The manufacturer keeps his operating profits at Rs 200 lakhs and encumbers a processing cost of Rs 100 lakhs. The flow would look something like this:
Taxes to be paid
The producer in the present regime only has an input tax credit of Rs 25 lakhs. In the GST regime, the producer will get the credit of VAT, CST as well as Entry Tax. The GST hence, reduces the tax burden on producers.
The GST also subsumes within it the taxes like Excise Duty, Additional Custom Duty, and Luxury Taxes etc. This means that in GST regime, the producers will be relieved of filling multiple returns.
For service providers like web development companies, which are unable to take the credit of VAT paid on infrastructure cost, will now be able to take credit of VAT in this new regime. The GST hence, reduces the tax burden to some extent on service providers too.
GST is clearly a long-term strategy and would lead to ease of doing business, a higher output and more employment opportunities.
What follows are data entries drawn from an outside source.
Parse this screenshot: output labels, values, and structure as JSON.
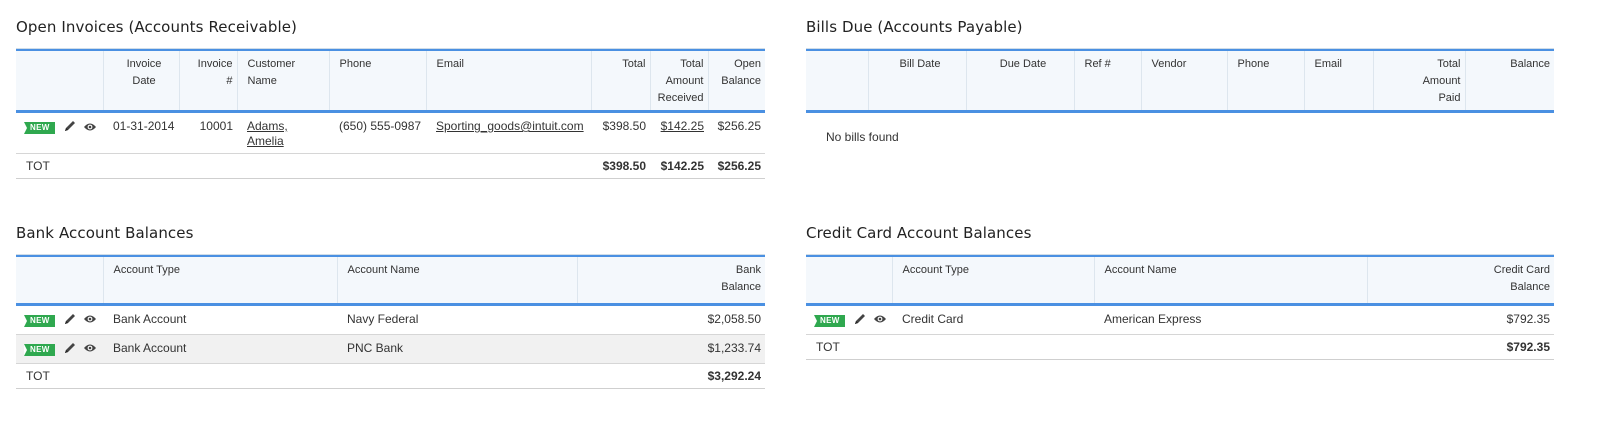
{
  "icons": {
    "new_badge": "NEW",
    "edit": "pencil-icon",
    "view": "eye-icon"
  },
  "colors": {
    "header_accent": "#4a90e2",
    "badge": "#2fa84f"
  },
  "invoices": {
    "title": "Open Invoices (Accounts Receivable)",
    "headers": {
      "invoice_date_1": "Invoice",
      "invoice_date_2": "Date",
      "invoice_num_1": "Invoice",
      "invoice_num_2": "#",
      "customer_1": "Customer",
      "customer_2": "Name",
      "phone": "Phone",
      "email": "Email",
      "total": "Total",
      "received_1": "Total",
      "received_2": "Amount",
      "received_3": "Received",
      "open_1": "Open",
      "open_2": "Balance"
    },
    "rows": [
      {
        "date": "01-31-2014",
        "number": "10001",
        "customer_1": "Adams,",
        "customer_2": "Amelia",
        "phone": "(650) 555-0987",
        "email": "Sporting_goods@intuit.com",
        "total": "$398.50",
        "received": "$142.25",
        "open": "$256.25"
      }
    ],
    "totals": {
      "label": "TOT",
      "total": "$398.50",
      "received": "$142.25",
      "open": "$256.25"
    }
  },
  "bills": {
    "title": "Bills Due (Accounts Payable)",
    "headers": {
      "bill_date": "Bill Date",
      "due_date": "Due Date",
      "ref": "Ref #",
      "vendor": "Vendor",
      "phone": "Phone",
      "email": "Email",
      "paid_1": "Total",
      "paid_2": "Amount",
      "paid_3": "Paid",
      "balance": "Balance"
    },
    "empty_message": "No bills found"
  },
  "bank": {
    "title": "Bank Account Balances",
    "headers": {
      "type": "Account Type",
      "name": "Account Name",
      "balance_1": "Bank",
      "balance_2": "Balance"
    },
    "rows": [
      {
        "type": "Bank Account",
        "name": "Navy Federal",
        "balance": "$2,058.50"
      },
      {
        "type": "Bank Account",
        "name": "PNC Bank",
        "balance": "$1,233.74"
      }
    ],
    "totals": {
      "label": "TOT",
      "balance": "$3,292.24"
    }
  },
  "credit": {
    "title": "Credit Card Account Balances",
    "headers": {
      "type": "Account Type",
      "name": "Account Name",
      "balance_1": "Credit Card",
      "balance_2": "Balance"
    },
    "rows": [
      {
        "type": "Credit Card",
        "name": "American Express",
        "balance": "$792.35"
      }
    ],
    "totals": {
      "label": "TOT",
      "balance": "$792.35"
    }
  }
}
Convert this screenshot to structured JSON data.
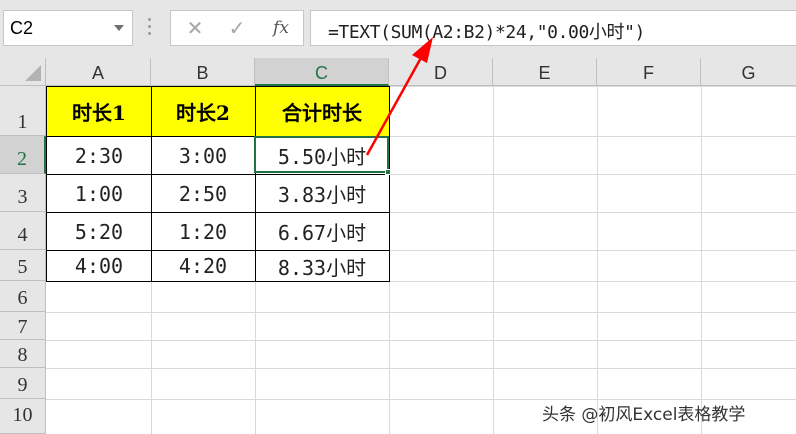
{
  "name_box": {
    "value": "C2"
  },
  "formula_bar": {
    "cancel_glyph": "✕",
    "enter_glyph": "✓",
    "fx_label": "fx",
    "formula": "=TEXT(SUM(A2:B2)*24,\"0.00小时\")"
  },
  "columns": [
    "A",
    "B",
    "C",
    "D",
    "E",
    "F",
    "G"
  ],
  "selected_column": "C",
  "rows": [
    "1",
    "2",
    "3",
    "4",
    "5",
    "6",
    "7",
    "8",
    "9",
    "10"
  ],
  "selected_row": "2",
  "table": {
    "headers": [
      "时长1",
      "时长2",
      "合计时长"
    ],
    "header_fill": "#ffff00",
    "rows": [
      [
        "2:30",
        "3:00",
        "5.50小时"
      ],
      [
        "1:00",
        "2:50",
        "3.83小时"
      ],
      [
        "5:20",
        "1:20",
        "6.67小时"
      ],
      [
        "4:00",
        "4:20",
        "8.33小时"
      ]
    ]
  },
  "active_cell": "C2",
  "annotation": {
    "type": "arrow",
    "color": "#ff0000",
    "from_cell": "C2",
    "to": "formula-bar"
  },
  "watermark": "头条 @初风Excel表格教学",
  "colors": {
    "accent": "#217346",
    "header_bg": "#e6e6e6",
    "selected_header_bg": "#d2d2d2",
    "gridline": "#d9d9d9"
  }
}
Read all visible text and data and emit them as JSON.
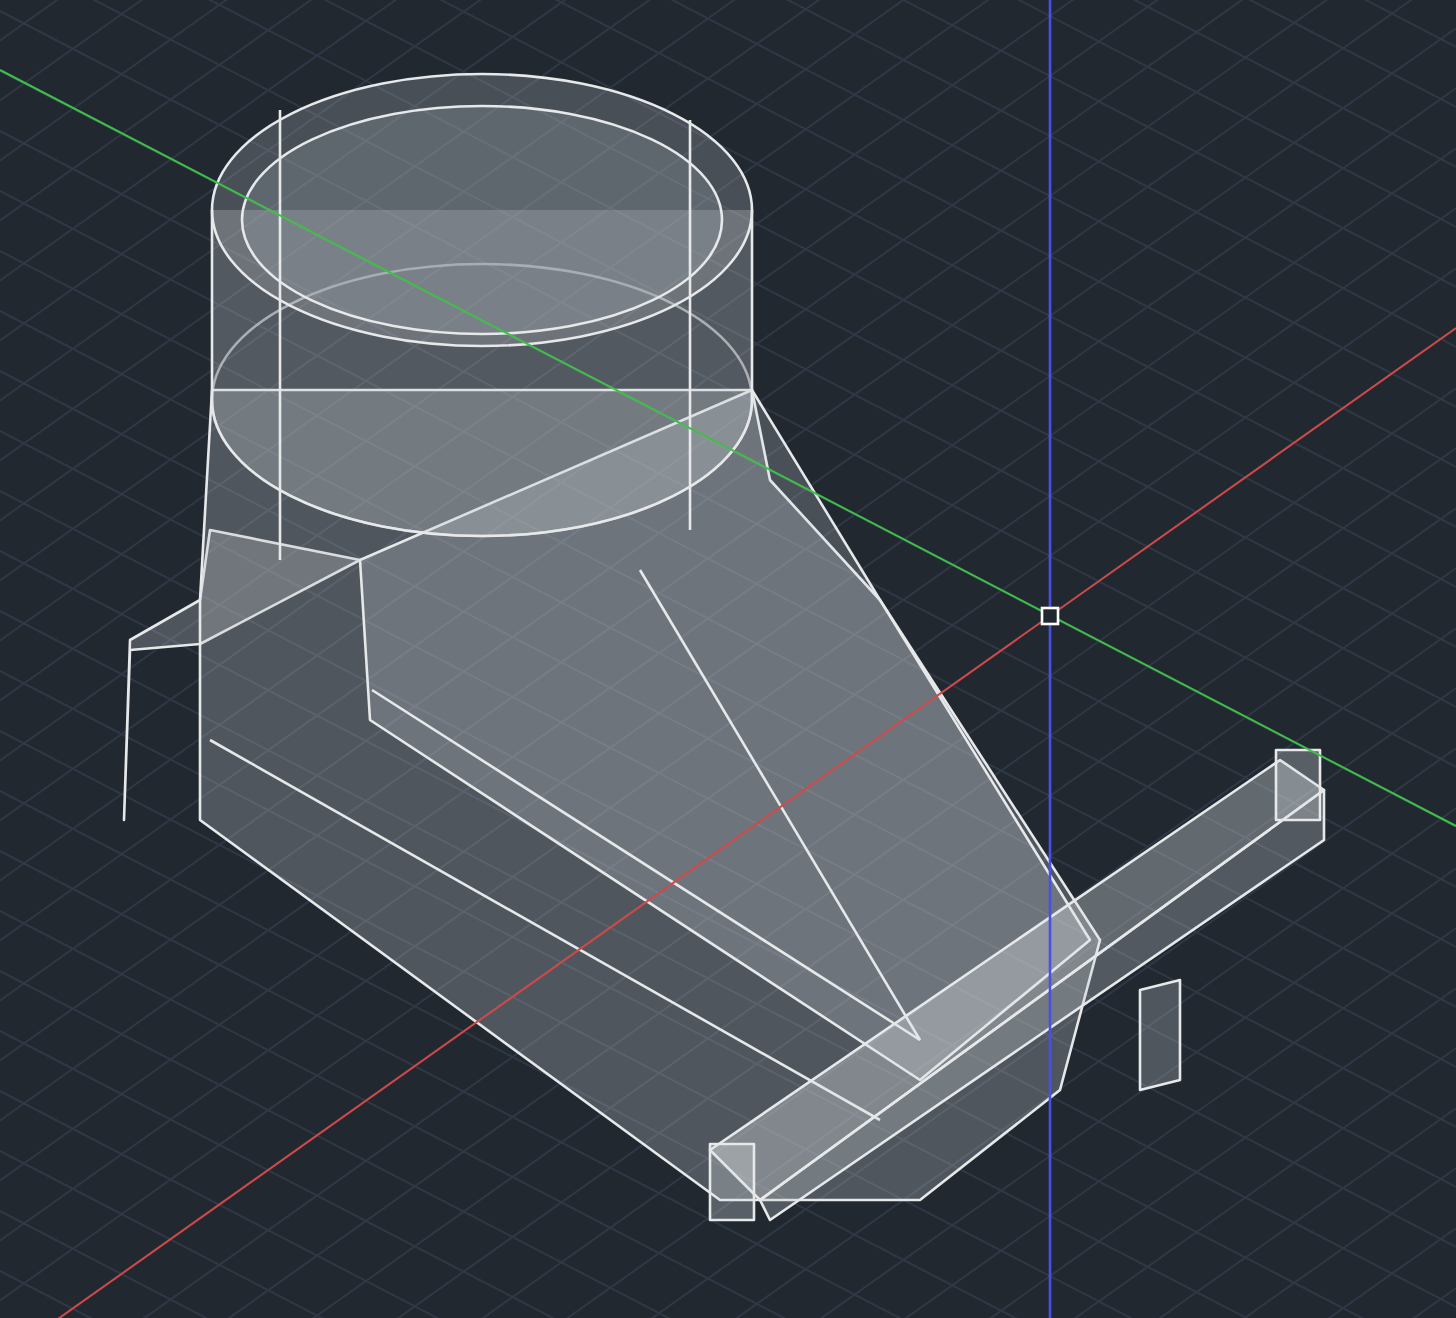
{
  "viewport": {
    "grid": true,
    "ucs_axes": true,
    "model_visible": true
  }
}
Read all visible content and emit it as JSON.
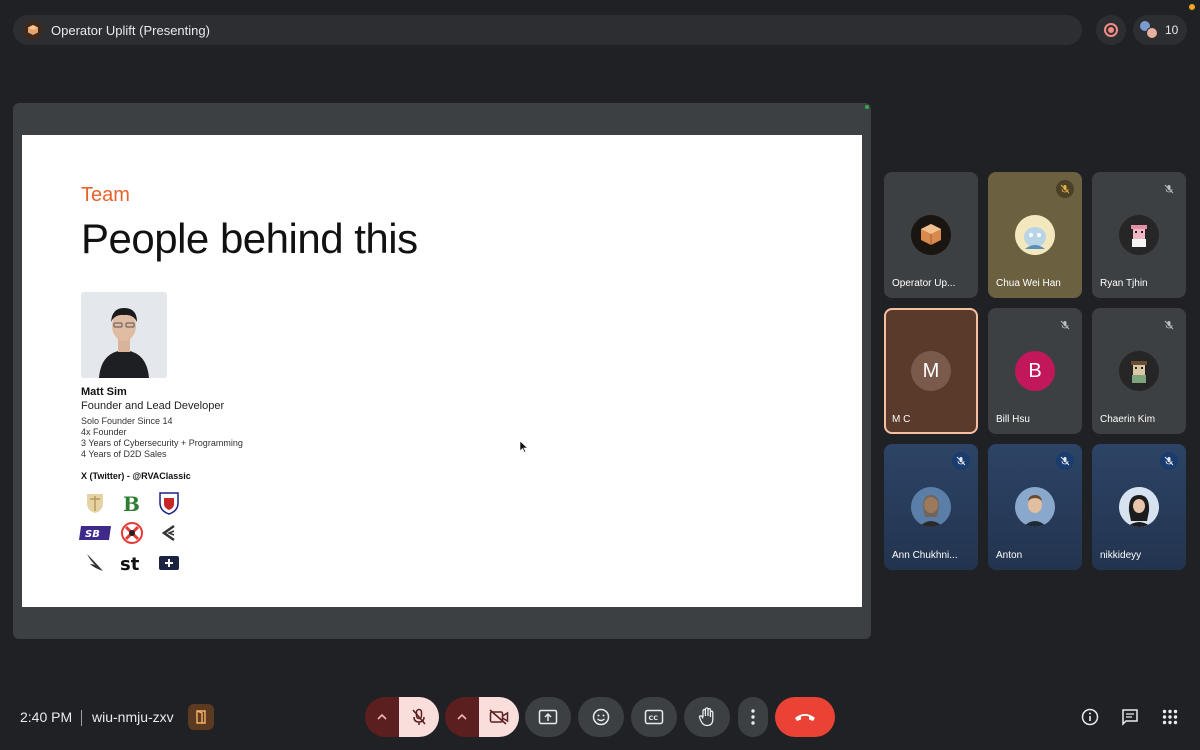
{
  "meeting": {
    "title": "Operator Uplift (Presenting)",
    "participant_count": "10",
    "time": "2:40 PM",
    "code": "wiu-nmju-zxv"
  },
  "slide": {
    "eyebrow": "Team",
    "heading": "People behind this",
    "person_name": "Matt Sim",
    "person_role": "Founder and Lead Developer",
    "facts": [
      "Solo Founder Since 14",
      "4x Founder",
      "3 Years of Cybersecurity + Programming",
      "4 Years of D2D Sales"
    ],
    "twitter": "X (Twitter) - @RVAClassic"
  },
  "participants": [
    {
      "name": "Operator Up...",
      "avatar": "cube-logo-icon",
      "muted": false
    },
    {
      "name": "Chua Wei Han",
      "avatar": "cartoon-avatar",
      "muted": true
    },
    {
      "name": "Ryan Tjhin",
      "avatar": "pixel-avatar",
      "muted": true
    },
    {
      "name": "M C",
      "letter": "M",
      "muted": false,
      "speaking": true
    },
    {
      "name": "Bill Hsu",
      "letter": "B",
      "muted": true
    },
    {
      "name": "Chaerin Kim",
      "avatar": "pixel-avatar",
      "muted": true
    },
    {
      "name": "Ann Chukhni...",
      "avatar": "photo",
      "muted": true
    },
    {
      "name": "Anton",
      "avatar": "photo",
      "muted": true
    },
    {
      "name": "nikkideyy",
      "avatar": "photo",
      "muted": true
    }
  ],
  "colors": {
    "accent_orange": "#e8622c",
    "end_call_red": "#ea4335",
    "speaking_border": "#f6c0a0",
    "bill_avatar": "#c2185b"
  }
}
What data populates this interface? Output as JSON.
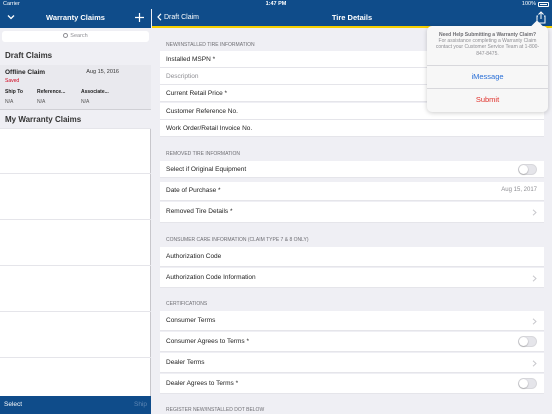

Initially, however, it is likely to cause high inflation rates, administrative costs, and face stiff oppositions from states due to loss of autonomy.
About the author:
Rohit Lohade is the Co-founder at www.businesssetup.in)